The required output is a copy of each line in the material below that includes "name".
══════════════════════════════
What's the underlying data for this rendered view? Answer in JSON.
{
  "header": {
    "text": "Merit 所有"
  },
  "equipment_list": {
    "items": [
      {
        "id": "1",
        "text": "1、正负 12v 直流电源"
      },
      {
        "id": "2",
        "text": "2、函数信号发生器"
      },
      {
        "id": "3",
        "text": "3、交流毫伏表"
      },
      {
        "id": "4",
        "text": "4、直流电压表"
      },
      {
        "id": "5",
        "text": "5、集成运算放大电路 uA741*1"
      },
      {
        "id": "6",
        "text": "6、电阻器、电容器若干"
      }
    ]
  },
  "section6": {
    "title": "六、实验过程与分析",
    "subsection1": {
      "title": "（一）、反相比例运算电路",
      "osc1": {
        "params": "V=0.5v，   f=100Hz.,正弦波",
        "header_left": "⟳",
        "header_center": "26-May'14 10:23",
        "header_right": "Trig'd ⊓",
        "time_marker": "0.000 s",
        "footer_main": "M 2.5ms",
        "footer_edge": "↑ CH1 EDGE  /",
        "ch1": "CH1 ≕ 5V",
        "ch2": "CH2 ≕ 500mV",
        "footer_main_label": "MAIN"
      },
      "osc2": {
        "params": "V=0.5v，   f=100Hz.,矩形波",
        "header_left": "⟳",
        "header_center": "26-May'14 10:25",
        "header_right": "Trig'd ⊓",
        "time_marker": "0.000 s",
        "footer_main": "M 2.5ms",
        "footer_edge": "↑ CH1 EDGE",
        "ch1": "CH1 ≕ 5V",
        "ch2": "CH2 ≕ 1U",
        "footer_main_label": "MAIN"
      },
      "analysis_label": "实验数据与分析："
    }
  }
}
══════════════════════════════
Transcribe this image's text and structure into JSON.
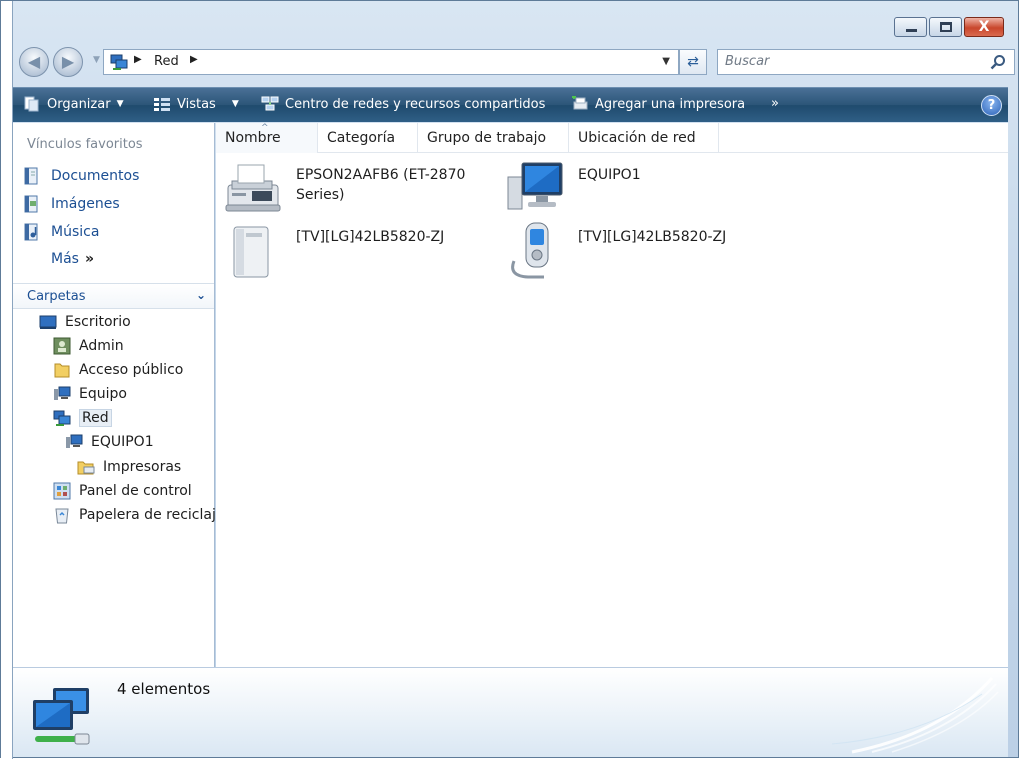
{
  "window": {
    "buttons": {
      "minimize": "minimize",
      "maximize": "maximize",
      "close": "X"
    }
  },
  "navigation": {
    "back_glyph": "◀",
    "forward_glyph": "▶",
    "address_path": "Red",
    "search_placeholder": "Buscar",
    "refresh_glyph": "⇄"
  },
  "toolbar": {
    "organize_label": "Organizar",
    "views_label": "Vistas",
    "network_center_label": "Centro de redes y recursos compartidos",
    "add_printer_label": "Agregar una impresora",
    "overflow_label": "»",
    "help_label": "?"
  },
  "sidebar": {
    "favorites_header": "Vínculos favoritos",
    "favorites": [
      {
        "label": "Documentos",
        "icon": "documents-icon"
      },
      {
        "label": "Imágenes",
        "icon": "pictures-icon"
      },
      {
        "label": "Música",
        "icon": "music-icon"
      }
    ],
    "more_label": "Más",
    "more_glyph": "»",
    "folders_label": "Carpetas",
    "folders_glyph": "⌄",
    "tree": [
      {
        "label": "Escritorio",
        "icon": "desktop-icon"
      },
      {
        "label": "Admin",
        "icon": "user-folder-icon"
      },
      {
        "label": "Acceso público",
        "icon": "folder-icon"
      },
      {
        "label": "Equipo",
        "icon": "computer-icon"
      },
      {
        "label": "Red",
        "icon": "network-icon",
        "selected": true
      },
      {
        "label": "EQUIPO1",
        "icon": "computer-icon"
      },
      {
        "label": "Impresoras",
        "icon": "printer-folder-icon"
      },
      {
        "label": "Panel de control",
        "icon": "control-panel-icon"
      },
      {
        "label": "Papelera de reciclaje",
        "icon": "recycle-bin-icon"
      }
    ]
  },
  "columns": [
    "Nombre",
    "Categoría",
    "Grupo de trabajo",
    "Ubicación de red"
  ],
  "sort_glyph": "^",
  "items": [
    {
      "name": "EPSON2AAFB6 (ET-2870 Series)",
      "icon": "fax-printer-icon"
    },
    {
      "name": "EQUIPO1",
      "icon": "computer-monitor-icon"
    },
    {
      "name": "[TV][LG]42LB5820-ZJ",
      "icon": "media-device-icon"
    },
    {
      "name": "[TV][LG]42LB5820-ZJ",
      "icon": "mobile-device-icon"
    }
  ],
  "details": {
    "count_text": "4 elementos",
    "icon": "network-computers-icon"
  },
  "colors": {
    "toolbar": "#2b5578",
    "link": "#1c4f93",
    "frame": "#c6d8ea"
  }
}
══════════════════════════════
* **Completed exercise**:
      "name": "EPSON2AAFB6 (ET-2870 Series)",
      "name": "EQUIPO1",
      "name": "[TV][LG]42LB5820-ZJ",
      "name": "[TV][LG]42LB5820-ZJ",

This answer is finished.